TASK TO CARRY OUT> Locate the string "있습니다" throughout the material and copy every line in which it occurs.

DATA UNDER STUDY>

☆ ☆ ☆ ☆ ☆ ☆ ☆

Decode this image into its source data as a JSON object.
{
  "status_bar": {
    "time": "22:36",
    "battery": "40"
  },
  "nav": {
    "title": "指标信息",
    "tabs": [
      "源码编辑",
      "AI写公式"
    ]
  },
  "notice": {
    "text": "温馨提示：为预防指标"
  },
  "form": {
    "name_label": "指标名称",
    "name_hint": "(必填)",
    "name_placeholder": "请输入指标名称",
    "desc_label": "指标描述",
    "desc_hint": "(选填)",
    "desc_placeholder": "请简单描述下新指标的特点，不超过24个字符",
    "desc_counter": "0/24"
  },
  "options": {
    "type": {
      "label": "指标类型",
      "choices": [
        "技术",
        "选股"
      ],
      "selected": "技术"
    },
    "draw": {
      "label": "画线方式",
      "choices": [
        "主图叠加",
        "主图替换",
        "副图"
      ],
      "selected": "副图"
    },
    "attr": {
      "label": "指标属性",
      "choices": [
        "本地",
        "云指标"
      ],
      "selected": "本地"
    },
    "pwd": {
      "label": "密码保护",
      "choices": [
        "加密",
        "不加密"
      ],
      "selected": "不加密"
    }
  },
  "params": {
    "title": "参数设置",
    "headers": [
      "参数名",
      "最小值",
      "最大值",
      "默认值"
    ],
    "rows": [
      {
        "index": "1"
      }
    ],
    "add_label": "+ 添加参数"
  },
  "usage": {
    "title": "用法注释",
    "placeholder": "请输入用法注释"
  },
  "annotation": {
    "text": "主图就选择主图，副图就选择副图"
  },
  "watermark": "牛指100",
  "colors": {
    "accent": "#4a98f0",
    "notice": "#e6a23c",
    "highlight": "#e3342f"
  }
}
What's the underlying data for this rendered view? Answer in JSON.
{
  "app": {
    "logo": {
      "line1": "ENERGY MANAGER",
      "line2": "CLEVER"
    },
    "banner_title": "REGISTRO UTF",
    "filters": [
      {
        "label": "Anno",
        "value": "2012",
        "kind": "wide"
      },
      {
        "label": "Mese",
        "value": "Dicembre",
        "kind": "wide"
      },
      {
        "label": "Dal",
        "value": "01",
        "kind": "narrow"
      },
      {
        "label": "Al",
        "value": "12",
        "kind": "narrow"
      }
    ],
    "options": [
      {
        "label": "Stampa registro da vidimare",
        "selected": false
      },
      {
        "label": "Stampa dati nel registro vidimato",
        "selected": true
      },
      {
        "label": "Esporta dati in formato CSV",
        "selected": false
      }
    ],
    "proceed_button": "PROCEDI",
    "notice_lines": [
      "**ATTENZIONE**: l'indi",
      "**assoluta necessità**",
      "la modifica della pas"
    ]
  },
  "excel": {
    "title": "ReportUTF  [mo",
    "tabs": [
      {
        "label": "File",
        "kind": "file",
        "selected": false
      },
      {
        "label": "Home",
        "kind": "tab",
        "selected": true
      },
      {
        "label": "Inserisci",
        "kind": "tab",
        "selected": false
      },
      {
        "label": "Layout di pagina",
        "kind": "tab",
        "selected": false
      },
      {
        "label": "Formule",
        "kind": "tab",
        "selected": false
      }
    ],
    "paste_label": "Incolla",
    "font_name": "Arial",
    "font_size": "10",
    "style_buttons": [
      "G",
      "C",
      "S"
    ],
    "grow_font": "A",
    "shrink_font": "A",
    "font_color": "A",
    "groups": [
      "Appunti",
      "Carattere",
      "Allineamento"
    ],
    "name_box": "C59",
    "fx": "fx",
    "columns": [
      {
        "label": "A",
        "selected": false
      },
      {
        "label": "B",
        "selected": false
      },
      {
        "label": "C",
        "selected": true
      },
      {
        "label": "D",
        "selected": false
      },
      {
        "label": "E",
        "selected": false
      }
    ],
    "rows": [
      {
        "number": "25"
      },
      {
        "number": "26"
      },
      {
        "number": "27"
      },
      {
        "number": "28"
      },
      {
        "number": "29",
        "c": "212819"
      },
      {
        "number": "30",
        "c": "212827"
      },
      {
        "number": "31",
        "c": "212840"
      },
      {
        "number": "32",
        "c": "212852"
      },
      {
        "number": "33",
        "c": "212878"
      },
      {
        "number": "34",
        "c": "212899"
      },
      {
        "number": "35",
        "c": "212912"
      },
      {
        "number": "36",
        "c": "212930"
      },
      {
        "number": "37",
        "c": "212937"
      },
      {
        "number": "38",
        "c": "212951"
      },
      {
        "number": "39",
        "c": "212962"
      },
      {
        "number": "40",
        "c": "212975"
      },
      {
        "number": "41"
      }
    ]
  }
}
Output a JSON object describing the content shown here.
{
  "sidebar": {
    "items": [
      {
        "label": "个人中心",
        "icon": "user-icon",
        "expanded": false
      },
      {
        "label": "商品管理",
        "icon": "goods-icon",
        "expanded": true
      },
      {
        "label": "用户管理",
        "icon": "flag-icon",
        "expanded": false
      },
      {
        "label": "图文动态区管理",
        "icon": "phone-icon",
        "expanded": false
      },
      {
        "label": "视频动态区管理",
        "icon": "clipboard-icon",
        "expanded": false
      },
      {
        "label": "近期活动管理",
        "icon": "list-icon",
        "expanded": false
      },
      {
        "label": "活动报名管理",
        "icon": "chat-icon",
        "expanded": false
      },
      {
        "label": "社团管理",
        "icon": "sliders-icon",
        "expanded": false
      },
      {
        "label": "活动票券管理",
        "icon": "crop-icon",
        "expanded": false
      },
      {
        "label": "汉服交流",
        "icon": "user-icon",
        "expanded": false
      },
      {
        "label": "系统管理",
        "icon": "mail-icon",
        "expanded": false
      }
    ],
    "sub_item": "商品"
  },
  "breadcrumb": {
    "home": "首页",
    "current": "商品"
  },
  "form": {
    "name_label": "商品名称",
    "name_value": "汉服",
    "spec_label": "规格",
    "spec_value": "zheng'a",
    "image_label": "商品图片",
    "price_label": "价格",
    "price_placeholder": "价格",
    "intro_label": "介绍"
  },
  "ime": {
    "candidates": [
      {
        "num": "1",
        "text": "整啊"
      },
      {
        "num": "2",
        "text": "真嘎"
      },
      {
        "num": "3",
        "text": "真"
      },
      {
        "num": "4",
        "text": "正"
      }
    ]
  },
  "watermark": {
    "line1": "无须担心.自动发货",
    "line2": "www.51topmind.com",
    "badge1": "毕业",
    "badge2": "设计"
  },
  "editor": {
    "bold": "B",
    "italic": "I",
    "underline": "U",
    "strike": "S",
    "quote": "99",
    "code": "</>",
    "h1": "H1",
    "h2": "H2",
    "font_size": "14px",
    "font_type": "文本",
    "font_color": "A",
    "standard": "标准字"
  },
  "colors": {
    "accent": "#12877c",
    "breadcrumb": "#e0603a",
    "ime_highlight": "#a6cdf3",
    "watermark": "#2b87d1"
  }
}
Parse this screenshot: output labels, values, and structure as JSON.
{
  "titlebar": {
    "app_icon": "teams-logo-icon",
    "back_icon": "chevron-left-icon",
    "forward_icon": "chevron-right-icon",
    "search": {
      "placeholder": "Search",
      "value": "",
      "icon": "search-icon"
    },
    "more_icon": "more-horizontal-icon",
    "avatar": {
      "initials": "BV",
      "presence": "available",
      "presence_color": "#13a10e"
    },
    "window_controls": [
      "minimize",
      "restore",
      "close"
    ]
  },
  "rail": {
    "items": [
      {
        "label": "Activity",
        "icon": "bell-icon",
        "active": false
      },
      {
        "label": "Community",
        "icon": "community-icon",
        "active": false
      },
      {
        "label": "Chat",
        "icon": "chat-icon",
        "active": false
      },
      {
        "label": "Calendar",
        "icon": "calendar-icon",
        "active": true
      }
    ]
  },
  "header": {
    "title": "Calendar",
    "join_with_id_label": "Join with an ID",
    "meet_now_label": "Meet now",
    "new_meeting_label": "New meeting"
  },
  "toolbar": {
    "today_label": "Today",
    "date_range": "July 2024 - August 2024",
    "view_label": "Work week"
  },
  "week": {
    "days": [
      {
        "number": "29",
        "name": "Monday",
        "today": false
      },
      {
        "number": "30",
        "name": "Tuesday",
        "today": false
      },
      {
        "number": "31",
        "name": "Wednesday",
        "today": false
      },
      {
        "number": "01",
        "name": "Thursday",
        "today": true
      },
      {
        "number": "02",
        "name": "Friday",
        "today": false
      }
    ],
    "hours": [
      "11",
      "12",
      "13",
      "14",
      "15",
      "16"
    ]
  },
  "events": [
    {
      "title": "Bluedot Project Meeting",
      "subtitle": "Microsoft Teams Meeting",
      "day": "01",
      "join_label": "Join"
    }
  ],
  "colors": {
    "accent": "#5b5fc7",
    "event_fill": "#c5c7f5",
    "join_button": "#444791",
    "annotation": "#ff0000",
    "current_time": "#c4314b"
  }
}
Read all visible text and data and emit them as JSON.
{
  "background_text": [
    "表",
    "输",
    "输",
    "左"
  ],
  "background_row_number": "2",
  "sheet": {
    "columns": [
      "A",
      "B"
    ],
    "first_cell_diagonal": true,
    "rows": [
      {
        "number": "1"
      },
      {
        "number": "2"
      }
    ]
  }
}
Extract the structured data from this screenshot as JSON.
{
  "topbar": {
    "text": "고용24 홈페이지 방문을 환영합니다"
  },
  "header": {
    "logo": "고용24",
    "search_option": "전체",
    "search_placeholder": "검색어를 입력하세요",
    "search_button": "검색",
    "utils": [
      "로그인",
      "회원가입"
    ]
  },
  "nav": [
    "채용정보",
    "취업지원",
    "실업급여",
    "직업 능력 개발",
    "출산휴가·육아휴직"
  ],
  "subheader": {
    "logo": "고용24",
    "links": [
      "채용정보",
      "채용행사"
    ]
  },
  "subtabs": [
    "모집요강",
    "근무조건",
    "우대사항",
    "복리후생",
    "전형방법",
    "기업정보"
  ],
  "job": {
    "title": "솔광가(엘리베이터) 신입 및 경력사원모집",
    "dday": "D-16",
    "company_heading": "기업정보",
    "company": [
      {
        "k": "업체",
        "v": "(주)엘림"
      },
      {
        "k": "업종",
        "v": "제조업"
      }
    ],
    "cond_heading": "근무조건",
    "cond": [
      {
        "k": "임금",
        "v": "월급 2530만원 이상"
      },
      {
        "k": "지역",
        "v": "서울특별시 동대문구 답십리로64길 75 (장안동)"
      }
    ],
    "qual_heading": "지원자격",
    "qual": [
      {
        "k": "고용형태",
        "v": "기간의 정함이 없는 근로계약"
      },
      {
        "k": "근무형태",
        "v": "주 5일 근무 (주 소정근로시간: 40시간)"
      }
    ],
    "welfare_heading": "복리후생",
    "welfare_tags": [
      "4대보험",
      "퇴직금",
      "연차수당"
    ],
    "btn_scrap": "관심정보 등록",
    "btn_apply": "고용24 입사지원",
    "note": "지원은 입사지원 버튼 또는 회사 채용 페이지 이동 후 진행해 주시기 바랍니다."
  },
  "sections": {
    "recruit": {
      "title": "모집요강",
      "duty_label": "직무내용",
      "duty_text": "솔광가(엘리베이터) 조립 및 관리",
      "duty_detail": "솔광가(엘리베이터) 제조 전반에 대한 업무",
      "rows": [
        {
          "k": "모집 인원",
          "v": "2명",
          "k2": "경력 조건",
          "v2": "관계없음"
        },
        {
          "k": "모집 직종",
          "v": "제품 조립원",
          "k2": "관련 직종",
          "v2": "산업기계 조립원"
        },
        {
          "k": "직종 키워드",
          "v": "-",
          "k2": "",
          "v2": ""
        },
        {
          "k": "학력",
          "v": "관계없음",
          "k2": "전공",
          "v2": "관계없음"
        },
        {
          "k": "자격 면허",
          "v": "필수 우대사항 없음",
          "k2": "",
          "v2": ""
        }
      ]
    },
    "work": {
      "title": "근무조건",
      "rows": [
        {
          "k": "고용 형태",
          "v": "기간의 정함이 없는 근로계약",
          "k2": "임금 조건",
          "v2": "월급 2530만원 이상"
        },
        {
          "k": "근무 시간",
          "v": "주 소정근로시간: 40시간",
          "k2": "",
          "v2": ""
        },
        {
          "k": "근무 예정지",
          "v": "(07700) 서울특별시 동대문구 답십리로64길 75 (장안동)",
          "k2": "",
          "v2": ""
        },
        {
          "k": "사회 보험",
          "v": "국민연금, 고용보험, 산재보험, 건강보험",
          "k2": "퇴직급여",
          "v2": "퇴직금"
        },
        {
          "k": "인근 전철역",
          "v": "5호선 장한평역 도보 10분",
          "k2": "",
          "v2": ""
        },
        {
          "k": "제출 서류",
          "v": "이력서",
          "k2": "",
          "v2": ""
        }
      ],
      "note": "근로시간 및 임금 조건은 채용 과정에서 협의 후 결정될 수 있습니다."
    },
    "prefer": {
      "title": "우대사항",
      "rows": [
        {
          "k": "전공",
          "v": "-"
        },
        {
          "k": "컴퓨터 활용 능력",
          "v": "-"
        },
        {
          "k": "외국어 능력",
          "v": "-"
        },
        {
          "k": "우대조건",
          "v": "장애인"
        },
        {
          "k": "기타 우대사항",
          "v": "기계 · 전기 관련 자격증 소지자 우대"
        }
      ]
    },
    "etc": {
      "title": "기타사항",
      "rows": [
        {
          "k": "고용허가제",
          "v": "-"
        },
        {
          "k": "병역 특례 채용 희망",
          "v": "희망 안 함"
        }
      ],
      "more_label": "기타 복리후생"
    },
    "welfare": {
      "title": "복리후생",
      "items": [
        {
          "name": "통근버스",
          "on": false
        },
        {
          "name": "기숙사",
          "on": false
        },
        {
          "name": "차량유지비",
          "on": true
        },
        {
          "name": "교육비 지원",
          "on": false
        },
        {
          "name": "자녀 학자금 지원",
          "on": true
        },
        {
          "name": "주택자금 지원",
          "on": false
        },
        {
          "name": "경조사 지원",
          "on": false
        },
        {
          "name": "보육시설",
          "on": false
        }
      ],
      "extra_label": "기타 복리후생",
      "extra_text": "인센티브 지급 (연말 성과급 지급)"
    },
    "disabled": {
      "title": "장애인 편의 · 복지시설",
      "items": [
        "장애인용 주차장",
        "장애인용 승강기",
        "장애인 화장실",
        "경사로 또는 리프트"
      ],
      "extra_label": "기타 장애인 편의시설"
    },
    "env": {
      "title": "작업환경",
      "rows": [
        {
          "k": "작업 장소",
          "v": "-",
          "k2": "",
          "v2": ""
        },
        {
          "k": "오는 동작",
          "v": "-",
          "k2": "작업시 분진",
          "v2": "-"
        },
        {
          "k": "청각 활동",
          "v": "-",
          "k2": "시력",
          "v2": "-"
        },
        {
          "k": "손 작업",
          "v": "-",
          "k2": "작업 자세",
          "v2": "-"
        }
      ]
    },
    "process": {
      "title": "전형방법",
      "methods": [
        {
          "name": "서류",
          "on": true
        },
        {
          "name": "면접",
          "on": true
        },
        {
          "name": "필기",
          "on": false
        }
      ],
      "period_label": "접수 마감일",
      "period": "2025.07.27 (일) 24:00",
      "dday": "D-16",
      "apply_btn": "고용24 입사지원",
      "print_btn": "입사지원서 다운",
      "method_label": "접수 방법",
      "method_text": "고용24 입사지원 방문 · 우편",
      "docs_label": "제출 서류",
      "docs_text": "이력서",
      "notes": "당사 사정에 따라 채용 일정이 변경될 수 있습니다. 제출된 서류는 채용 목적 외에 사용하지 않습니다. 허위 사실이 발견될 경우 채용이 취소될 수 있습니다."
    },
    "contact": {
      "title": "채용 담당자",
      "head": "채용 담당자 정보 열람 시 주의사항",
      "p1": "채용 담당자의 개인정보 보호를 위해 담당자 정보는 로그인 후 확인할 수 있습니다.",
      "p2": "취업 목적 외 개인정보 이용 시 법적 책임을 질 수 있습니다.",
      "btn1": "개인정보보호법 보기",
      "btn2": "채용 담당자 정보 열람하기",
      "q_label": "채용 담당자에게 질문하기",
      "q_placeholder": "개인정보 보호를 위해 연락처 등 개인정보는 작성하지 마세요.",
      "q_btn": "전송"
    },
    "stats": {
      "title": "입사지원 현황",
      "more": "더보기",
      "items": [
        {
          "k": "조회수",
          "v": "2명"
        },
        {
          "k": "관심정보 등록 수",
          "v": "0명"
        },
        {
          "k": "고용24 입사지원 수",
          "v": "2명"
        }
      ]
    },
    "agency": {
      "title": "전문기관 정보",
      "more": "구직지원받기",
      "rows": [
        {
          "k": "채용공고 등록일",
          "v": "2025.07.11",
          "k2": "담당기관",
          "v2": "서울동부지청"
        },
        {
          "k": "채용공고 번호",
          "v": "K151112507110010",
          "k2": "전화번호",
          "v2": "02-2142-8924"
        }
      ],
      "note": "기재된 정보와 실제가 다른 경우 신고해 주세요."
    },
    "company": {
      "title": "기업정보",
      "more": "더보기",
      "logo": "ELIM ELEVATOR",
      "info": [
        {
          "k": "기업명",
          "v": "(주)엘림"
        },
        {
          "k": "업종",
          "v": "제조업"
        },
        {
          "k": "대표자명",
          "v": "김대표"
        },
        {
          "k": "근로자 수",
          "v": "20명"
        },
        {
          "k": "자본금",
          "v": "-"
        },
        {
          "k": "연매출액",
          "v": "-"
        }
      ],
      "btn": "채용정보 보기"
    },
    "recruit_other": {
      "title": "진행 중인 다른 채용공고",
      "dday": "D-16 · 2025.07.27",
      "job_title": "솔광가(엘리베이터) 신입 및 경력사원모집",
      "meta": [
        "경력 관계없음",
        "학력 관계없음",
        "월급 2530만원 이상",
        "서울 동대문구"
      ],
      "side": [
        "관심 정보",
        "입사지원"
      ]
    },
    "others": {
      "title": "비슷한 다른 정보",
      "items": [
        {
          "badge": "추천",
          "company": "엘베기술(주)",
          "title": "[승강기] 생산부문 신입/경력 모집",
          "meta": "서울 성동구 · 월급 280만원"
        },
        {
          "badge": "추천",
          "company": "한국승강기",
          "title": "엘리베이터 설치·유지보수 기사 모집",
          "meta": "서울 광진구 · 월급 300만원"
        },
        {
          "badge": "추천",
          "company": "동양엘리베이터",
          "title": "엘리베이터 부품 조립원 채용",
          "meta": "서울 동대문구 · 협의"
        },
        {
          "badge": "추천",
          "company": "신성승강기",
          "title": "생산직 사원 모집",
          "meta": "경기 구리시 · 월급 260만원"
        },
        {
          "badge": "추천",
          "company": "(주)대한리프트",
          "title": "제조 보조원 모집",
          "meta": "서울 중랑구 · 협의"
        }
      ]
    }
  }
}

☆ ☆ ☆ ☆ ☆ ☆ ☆

ANSWER FOR THIS EXERCISE>
      "note": "근로시간 및 임금 조건은 채용 과정에서 협의 후 결정될 수 있습니다."
      "notes": "당사 사정에 따라 채용 일정이 변경될 수 있습니다. 제출된 서류는 채용 목적 외에 사용하지 않습니다. 허위 사실이 발견될 경우 채용이 취소될 수 있습니다."
      "p1": "채용 담당자의 개인정보 보호를 위해 담당자 정보는 로그인 후 확인할 수 있습니다.",
      "p2": "취업 목적 외 개인정보 이용 시 법적 책임을 질 수 있습니다.",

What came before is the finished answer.